Gain can be switched among high, medium, low to match the impedance of your headphones. I used the medium and low settings to give more control over the volume knob, because my 32-ohm Audio-Technica ATH-1000s are fairly efficient, as are my 12-ohm Sony MDR-F1s. Bass response was strong on both sets of cans with a sharp initial attack followed by a bit of warmth. At times almost too much bass, but I rocked Montrose's "Rock Candy" at decidedly un-audiophile-approved levels with great slam and just as great a grin on my face.

The midrange is the star of the HD-DAC1 show. There is more than just a taste of the high end in the mids and I was able to "see" deeply into familiar recordings to hear room reverb, chair rattles, talking, tape splices, etc. The midrange openness really let me enjoy each performance, as I got a more realistic view of the recorded space and player’s technique. Reverb tails were very long, making hall size easily identified.

The only downside to the performance might be the treble. It was occasionally aggressive and I found I needed to experiment with cables and computer settings to control it. At its best, it could be exciting, but it could also irritate if not treated with some respect. Not a deal-breaker, but you should know about it.

I compared the HD-DAC1 with my own similarly priced Korg DS-DAC100 and found some important differences. Bass might be thought of as similar in quality, with the Marantz being the stronger-sounding unit. Midrange performance was no contest, as the Marantz is clearly more resolving, but the treble response nod goes to the softer-focus Korg, particularly when using the Korg’s Audiogate program to upsample CD data to double DSD. In its defense, the Marantz sounded its best when fed high-res material and was quite a bit smoother with 24-bit/192kHz and DSD material.

The HD-DAC1 is beautiful in appearance and design, worked flawlessly with every file from MP3 to double DSD and never failed to deliver new insights into familiar recordings.

-Mark Blackmore

Associated Equipment

Digital: PS Audio DirectStream DAC, PS Audio PerfectWave transport, Logitech Squeezebox Touch with Bolder Cable Company linear power supply, MacBook Pro running Channel D Pure Music, AudioQuest JitterBug USB filters.

Preamplifier: Convergent Audio Technology SL1 Renaissance (Black Path Edition).

Power amplifier: Conrad-Johnson Premier 350SA.

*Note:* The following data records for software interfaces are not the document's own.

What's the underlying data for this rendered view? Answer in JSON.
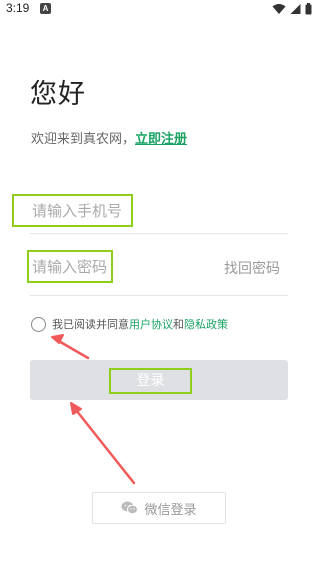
{
  "status_bar": {
    "time": "3:19",
    "app_icon_glyph": "A",
    "icons": [
      "wifi-icon",
      "signal-icon",
      "battery-icon"
    ]
  },
  "greeting": "您好",
  "welcome": {
    "prefix": "欢迎来到真农网，",
    "register_link": "立即注册"
  },
  "form": {
    "phone_placeholder": "请输入手机号",
    "password_placeholder": "请输入密码",
    "forgot_password": "找回密码"
  },
  "agreement": {
    "prefix": "我已阅读并同意",
    "user_agreement": "用户协议",
    "and": "和",
    "privacy_policy": "隐私政策"
  },
  "login_button": "登录",
  "wechat_login": {
    "label": "微信登录",
    "icon": "wechat-icon"
  },
  "colors": {
    "accent_green": "#19a463",
    "highlight_box": "#8fcf1a",
    "annotation_arrow": "#f05a5a",
    "login_button_bg": "#dfe0e3"
  }
}
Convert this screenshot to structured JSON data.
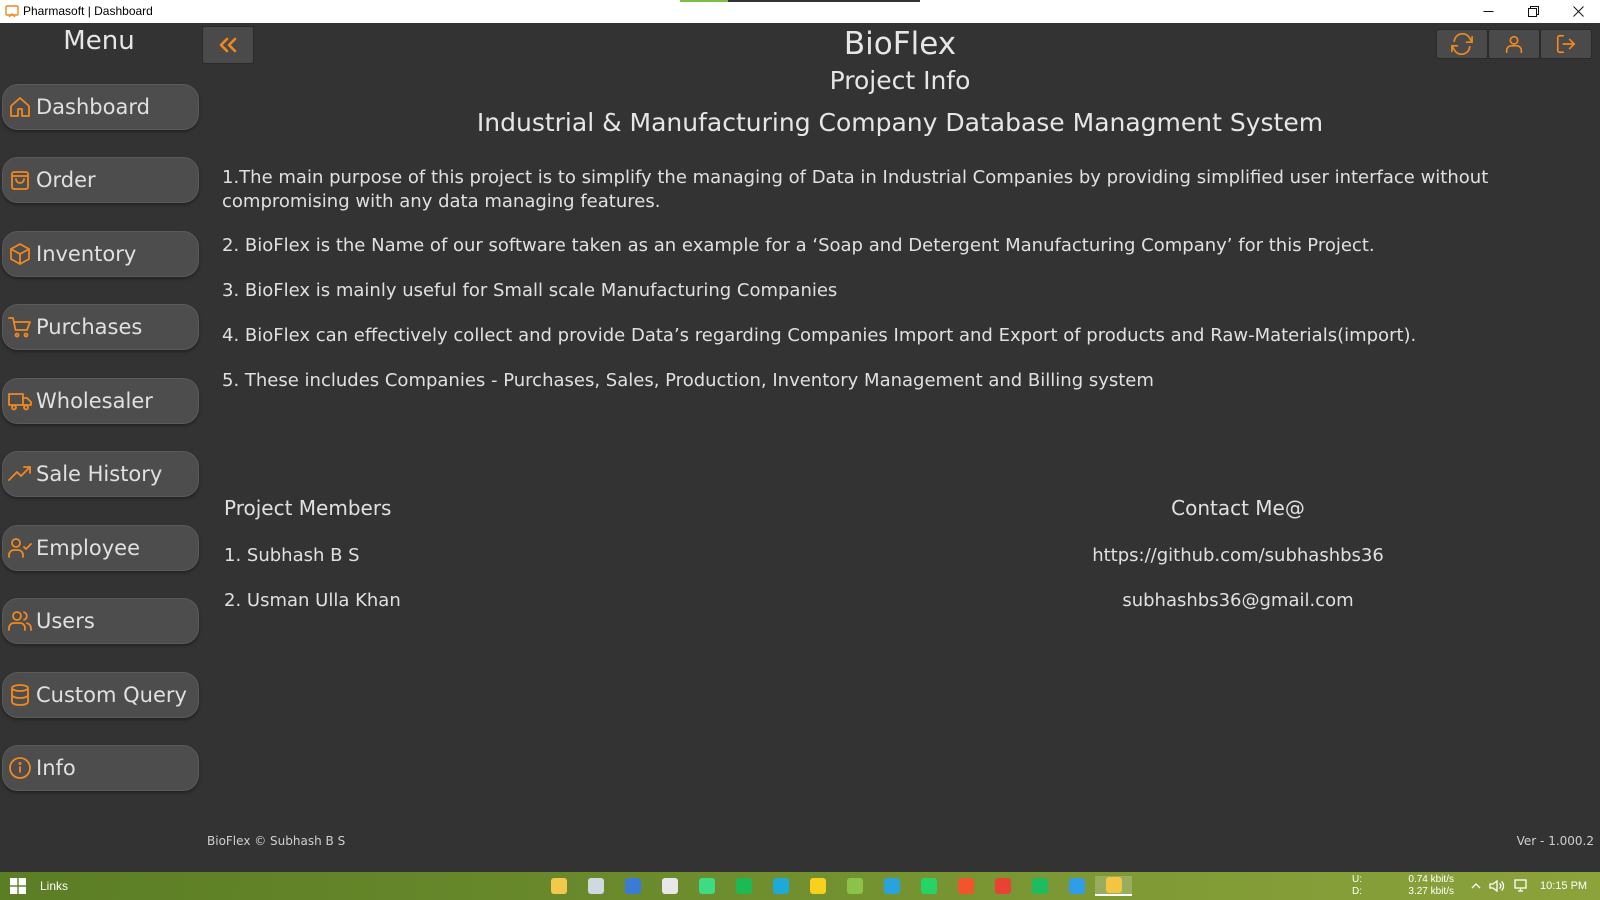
{
  "window": {
    "title": "Pharmasoft | Dashboard",
    "load_progress": 0.2
  },
  "sidebar": {
    "title": "Menu",
    "items": [
      {
        "label": "Dashboard",
        "icon": "home-icon"
      },
      {
        "label": "Order",
        "icon": "shopping-bag-icon"
      },
      {
        "label": "Inventory",
        "icon": "box-icon"
      },
      {
        "label": "Purchases",
        "icon": "cart-icon"
      },
      {
        "label": "Wholesaler",
        "icon": "truck-icon"
      },
      {
        "label": "Sale History",
        "icon": "trending-up-icon"
      },
      {
        "label": "Employee",
        "icon": "user-check-icon"
      },
      {
        "label": "Users",
        "icon": "users-icon"
      },
      {
        "label": "Custom Query",
        "icon": "database-icon"
      },
      {
        "label": "Info",
        "icon": "info-icon"
      }
    ]
  },
  "header": {
    "app_name": "BioFlex",
    "page_title": "Project Info"
  },
  "content": {
    "subtitle": "Industrial & Manufacturing Company Database Managment System",
    "points": [
      "1.The main purpose of this project is to simplify the managing of Data in Industrial Companies by providing simplified user interface without compromising with any data managing features.",
      "2. BioFlex is the Name of our software taken as an example for a ‘Soap and Detergent Manufacturing Company’ for this Project.",
      "3. BioFlex is mainly useful for Small scale Manufacturing Companies",
      "4. BioFlex can effectively collect and provide Data’s regarding Companies Import and Export of products and Raw-Materials(import).",
      "5. These includes Companies - Purchases, Sales, Production, Inventory Management  and Billing system"
    ],
    "members_heading": "Project Members",
    "members": [
      "1. Subhash B S",
      "2. Usman Ulla Khan"
    ],
    "contact_heading": "Contact Me@",
    "contacts": [
      "https://github.com/subhashbs36",
      "subhashbs36@gmail.com"
    ]
  },
  "footer": {
    "copyright": "BioFlex © Subhash B S",
    "version": "Ver - 1.000.2"
  },
  "taskbar": {
    "links_label": "Links",
    "upload_label": "U:",
    "download_label": "D:",
    "upload_rate": "0.74 kbit/s",
    "download_rate": "3.27 kbit/s",
    "time": "10:15 PM",
    "apps": [
      {
        "name": "file-explorer-icon",
        "color": "#f2c94c"
      },
      {
        "name": "box-app-icon",
        "color": "#d0d8e0"
      },
      {
        "name": "database-app-icon",
        "color": "#3a7bd5"
      },
      {
        "name": "store-icon",
        "color": "#e8e8e8"
      },
      {
        "name": "android-studio-icon",
        "color": "#3ddc84"
      },
      {
        "name": "spotify-icon",
        "color": "#1db954"
      },
      {
        "name": "edge-icon",
        "color": "#1fa9d6"
      },
      {
        "name": "sticky-notes-icon",
        "color": "#f7d11c"
      },
      {
        "name": "android-icon",
        "color": "#8bc34a"
      },
      {
        "name": "telegram-icon",
        "color": "#2aa3dc"
      },
      {
        "name": "whatsapp-icon",
        "color": "#25d366"
      },
      {
        "name": "brave-icon",
        "color": "#f2542d"
      },
      {
        "name": "chrome-icon",
        "color": "#e94235"
      },
      {
        "name": "dashlane-icon",
        "color": "#1ebc61"
      },
      {
        "name": "vscode-icon",
        "color": "#2f9ee6"
      },
      {
        "name": "python-app-icon",
        "color": "#f4c542"
      }
    ]
  },
  "colors": {
    "accent": "#f0891f",
    "background": "#333333",
    "button": "#4d4d4d"
  }
}
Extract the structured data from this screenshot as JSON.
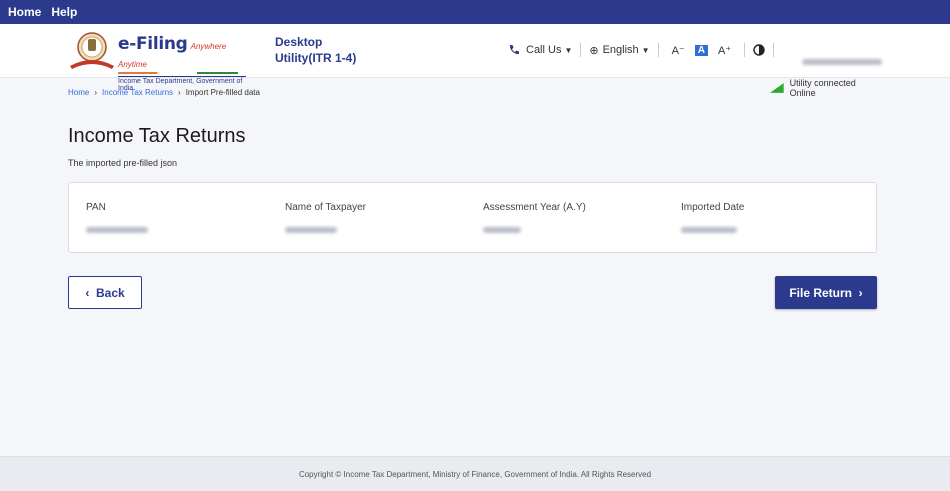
{
  "topnav": {
    "items": [
      {
        "label": "Home"
      },
      {
        "label": "Help"
      }
    ]
  },
  "header": {
    "brand_name": "e-Filing",
    "brand_tagline": "Anywhere Anytime",
    "brand_dept": "Income Tax Department, Government of India",
    "product_line1": "Desktop",
    "product_line2": "Utility(ITR 1-4)",
    "call_us": "Call Us",
    "language": "English",
    "font_decrease": "A⁻",
    "font_default": "A",
    "font_increase": "A⁺",
    "utility_status": "Utility connected Online"
  },
  "breadcrumb": {
    "items": [
      {
        "label": "Home"
      },
      {
        "label": "Income Tax Returns"
      },
      {
        "label": "Import Pre-filled data"
      }
    ]
  },
  "page": {
    "title": "Income Tax Returns",
    "subtitle": "The imported pre-filled json"
  },
  "details": {
    "columns": [
      {
        "label": "PAN"
      },
      {
        "label": "Name of Taxpayer"
      },
      {
        "label": "Assessment Year (A.Y)"
      },
      {
        "label": "Imported Date"
      }
    ]
  },
  "actions": {
    "back_label": "Back",
    "file_label": "File Return"
  },
  "footer": {
    "copyright": "Copyright © Income Tax Department, Ministry of Finance, Government of India. All Rights Reserved"
  },
  "colors": {
    "primary": "#2b3a8c",
    "link": "#2f6fd8",
    "online": "#2eab2e"
  }
}
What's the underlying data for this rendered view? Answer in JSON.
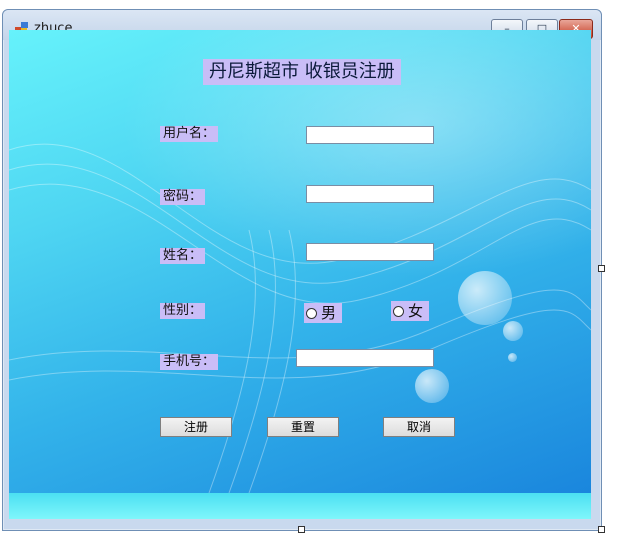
{
  "window": {
    "title": "zhuce",
    "minimize_glyph": "–",
    "maximize_glyph": "□",
    "close_glyph": "✕"
  },
  "form": {
    "heading": "丹尼斯超市 收银员注册",
    "username_label": "用户名：",
    "username_value": "",
    "password_label": "密码：",
    "password_value": "",
    "name_label": "姓名：",
    "name_value": "",
    "gender_label": "性别：",
    "gender_options": [
      "男",
      "女"
    ],
    "phone_label": "手机号：",
    "phone_value": ""
  },
  "buttons": {
    "register": "注册",
    "reset": "重置",
    "cancel": "取消"
  }
}
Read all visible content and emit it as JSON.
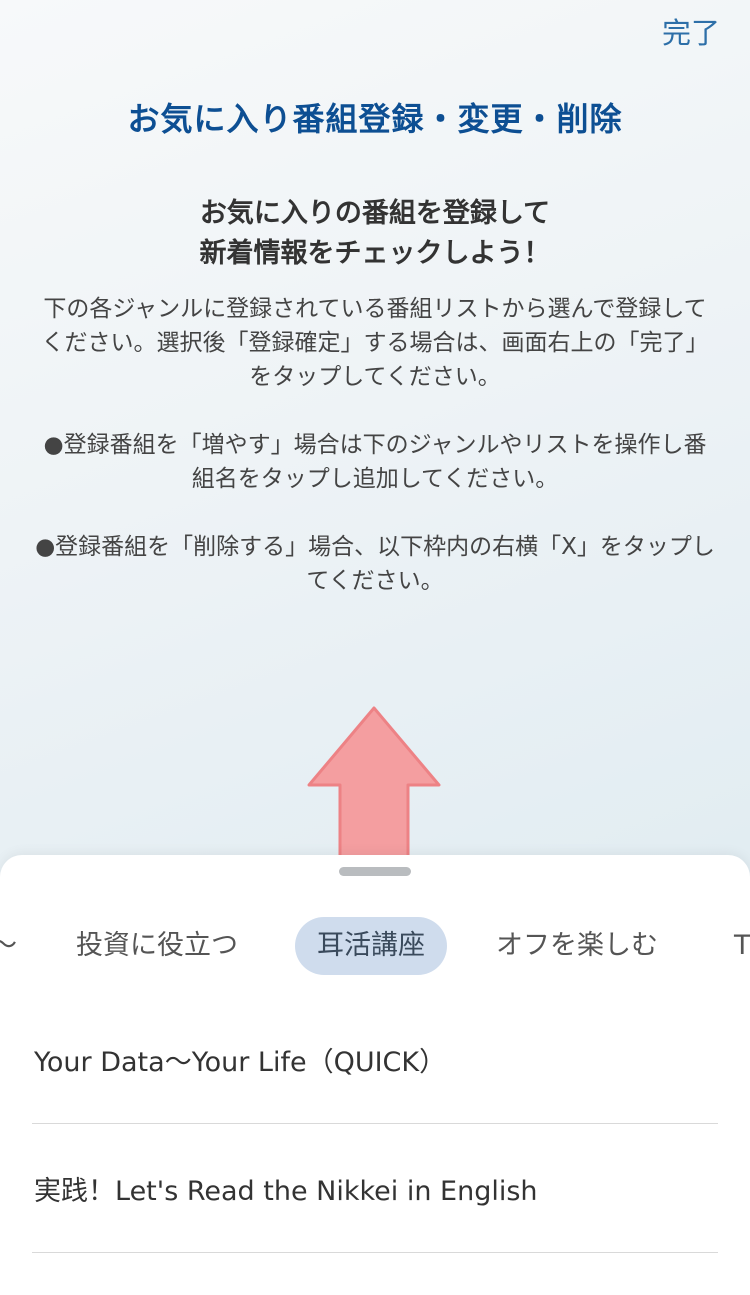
{
  "header": {
    "done_label": "完了",
    "title": "お気に入り番組登録・変更・削除"
  },
  "intro": {
    "headline_line1": "お気に入りの番組を登録して",
    "headline_line2": "新着情報をチェックしよう！",
    "paragraphs": [
      "下の各ジャンルに登録されている番組リストから選んで登録してください。選択後「登録確定」する場合は、画面右上の「完了」をタップしてください。",
      "●登録番組を「増やす」場合は下のジャンルやリストを操作し番組名をタップし追加してください。",
      "●登録番組を「削除する」場合、以下枠内の右横「X」をタップしてください。"
    ]
  },
  "arrow": {
    "color": "#f59a9c",
    "icon": "up-arrow"
  },
  "sheet": {
    "tabs": [
      {
        "label": "〜",
        "active": false
      },
      {
        "label": "投資に役立つ",
        "active": false
      },
      {
        "label": "耳活講座",
        "active": true
      },
      {
        "label": "オフを楽しむ",
        "active": false
      },
      {
        "label": "T",
        "active": false
      }
    ],
    "programs": [
      {
        "title": "Your Data～Your Life（QUICK）"
      },
      {
        "title": "実践！Let's Read the Nikkei in English"
      }
    ]
  },
  "colors": {
    "accent": "#0d4f93",
    "link": "#2d6fa8",
    "active_tab_bg": "#cfdced"
  }
}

Loudspeakers: Thiel CS3.7.

Interconnects: Shunyata Research Zi-Tron Anaconda.

Digital cables: Shunyata Research Venom USB, Shunyata Research Zi-Tron Anaconda AES/EBU, Moray James Digital coaxial cable.

Speaker cables: Shunyata Research Zi-Tron Anaconda.

Power conditioner: Shunyata Research Typhon/Triton stack and Shunyata Research Defender in associated wall outlet.

Power cords: Shunyata Research Zi-Tron Z-PC10 and Sigma.

Equipment rack and supports: Vantage Point Contour equipment rack, Salamander amplifier stand, Shunyata Dark Field Suspension System, Stillpoints Ultra SS speaker risers.

Accessories: Acoustic Revive RD-3 disc demagnetizer, UltraBit Diamond-Plus Digital Systems Enhancer.

www.theaudiobeat.com